All Physics Faculty Publications

Title

Global Thermospheric Studies of Neutral Dynamics using Incoherent Scatter Radars

Document Type

Article

Journal/Book Title/Conference

Advanced in Space Research

Volume

9

Issue

5

Publication Date

1989

First Page

87

Last Page

102

DOI

10.1016/0273-1177(89)90345-1

Abstract

Among the parameters we can deduce from incoherent-scatter radar measurements in the thermosphere is the meridional wind - the horizontal neutral wind in the magnetic north-south direction. Since this was first realized in 1967, radar observations have contributed greatly to the study of thermospheric dynamics. At mid and low latitudes, they have shown the important impact that tides propagating upward, from the lower atmosphere, have on the dynamics at F-region altitudes. At high latitudes, radar measurements have demonstrated what effects momentum and energy transfer from the magnetosphere have on the dynamics at F-region altitudes; including local ion drag, equatorward surge near midnight, IMF By, local Joule heating, high-latitude heating, and midnight abatement and reversal. More generally the radar data have been used to confirm basic ideas about the global meridional circulation. Initially this was done with individual radars; now coordinated observations by a network of radars take data for periods of from one to five days. These global observations provide measurements of the full diurnal pattern at multiple locations as a function of season, magnetic activity, solar cycle, and of many other geophysical parameters. These multiday campaigns have contributed significantly to major ongoing programs such as CEDAR and WITS, and are planned to support future ones, such as STEP. The breadth of these programs is especially significant today. We are entering a new era when radar observations, combined with those from other instruments, can be used in conjunction with major theoretical models to test our quantitative understanding of the myriad physical processes and interactions that give rise to the winds and other geophysical parameters in the upper atmosphere.
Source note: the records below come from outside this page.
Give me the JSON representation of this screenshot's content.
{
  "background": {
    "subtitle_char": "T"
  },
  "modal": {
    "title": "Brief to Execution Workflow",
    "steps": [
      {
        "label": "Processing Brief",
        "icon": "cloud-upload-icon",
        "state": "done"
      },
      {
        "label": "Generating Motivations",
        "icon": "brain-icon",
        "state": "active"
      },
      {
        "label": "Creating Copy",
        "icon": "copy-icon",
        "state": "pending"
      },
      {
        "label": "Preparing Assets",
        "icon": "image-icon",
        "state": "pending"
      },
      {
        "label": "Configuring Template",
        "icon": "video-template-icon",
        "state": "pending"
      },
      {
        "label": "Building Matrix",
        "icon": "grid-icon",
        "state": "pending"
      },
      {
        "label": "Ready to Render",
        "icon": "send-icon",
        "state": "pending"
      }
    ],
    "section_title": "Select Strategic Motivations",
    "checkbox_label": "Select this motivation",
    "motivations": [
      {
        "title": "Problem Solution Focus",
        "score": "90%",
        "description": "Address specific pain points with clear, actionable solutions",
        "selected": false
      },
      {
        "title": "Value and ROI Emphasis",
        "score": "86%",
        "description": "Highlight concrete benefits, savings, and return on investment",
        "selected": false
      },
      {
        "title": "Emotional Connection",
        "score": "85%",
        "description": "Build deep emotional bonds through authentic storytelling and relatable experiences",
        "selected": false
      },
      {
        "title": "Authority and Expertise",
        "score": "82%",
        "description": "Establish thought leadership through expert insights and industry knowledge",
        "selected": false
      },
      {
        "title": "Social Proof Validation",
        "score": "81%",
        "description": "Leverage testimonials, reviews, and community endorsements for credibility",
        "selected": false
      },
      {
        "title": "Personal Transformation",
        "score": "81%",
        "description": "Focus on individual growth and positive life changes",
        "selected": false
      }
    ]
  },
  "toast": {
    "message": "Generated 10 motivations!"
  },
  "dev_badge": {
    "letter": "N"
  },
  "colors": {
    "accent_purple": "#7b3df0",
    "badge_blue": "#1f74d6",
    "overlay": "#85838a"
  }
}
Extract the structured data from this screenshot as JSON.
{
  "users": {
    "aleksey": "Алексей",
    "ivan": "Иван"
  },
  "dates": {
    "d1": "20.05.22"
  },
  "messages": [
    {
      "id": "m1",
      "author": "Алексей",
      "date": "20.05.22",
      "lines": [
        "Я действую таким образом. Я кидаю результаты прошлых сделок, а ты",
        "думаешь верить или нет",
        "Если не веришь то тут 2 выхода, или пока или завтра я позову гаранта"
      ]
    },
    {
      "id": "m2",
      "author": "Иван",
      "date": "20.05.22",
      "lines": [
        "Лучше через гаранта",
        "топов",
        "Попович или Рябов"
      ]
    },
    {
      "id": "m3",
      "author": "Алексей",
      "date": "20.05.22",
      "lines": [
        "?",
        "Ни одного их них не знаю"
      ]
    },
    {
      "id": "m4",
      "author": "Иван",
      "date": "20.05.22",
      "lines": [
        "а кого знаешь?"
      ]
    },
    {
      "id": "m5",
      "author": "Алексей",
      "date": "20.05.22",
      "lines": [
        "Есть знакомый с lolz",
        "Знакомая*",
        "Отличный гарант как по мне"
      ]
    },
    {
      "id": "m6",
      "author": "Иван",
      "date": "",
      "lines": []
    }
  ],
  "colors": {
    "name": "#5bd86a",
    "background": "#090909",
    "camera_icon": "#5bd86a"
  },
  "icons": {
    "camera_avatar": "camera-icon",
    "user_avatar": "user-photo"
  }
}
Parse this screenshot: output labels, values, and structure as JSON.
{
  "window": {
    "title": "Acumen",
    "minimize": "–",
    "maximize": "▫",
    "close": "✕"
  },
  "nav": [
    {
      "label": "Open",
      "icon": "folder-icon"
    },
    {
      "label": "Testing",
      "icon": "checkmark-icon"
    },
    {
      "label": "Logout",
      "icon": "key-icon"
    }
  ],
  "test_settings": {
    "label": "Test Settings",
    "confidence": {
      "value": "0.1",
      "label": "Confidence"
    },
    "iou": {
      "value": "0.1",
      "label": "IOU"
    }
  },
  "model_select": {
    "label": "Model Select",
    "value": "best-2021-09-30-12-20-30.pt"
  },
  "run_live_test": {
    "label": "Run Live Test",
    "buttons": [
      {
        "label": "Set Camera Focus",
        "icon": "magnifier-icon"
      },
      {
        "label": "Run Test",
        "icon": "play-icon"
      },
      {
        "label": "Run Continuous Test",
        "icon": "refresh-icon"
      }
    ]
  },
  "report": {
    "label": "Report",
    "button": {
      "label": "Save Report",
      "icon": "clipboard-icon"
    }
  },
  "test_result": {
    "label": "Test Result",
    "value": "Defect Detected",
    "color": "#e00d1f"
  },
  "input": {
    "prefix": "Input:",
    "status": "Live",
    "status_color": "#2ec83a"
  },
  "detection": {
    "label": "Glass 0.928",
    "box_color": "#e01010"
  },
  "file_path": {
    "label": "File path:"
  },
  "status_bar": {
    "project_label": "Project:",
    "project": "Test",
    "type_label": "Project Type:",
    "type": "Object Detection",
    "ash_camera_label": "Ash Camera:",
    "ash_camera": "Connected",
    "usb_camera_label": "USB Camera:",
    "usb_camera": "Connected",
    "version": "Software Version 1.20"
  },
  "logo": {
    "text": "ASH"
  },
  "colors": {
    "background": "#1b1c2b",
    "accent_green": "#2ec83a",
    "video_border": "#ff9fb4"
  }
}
Comments

Originally published by Elsevier in Advances in Space Research.Publisher's PDF available through remote link. May require subscription if user is not on the USU Network.

http://www.sciencedirect.com/science/article/pii/0273117789903451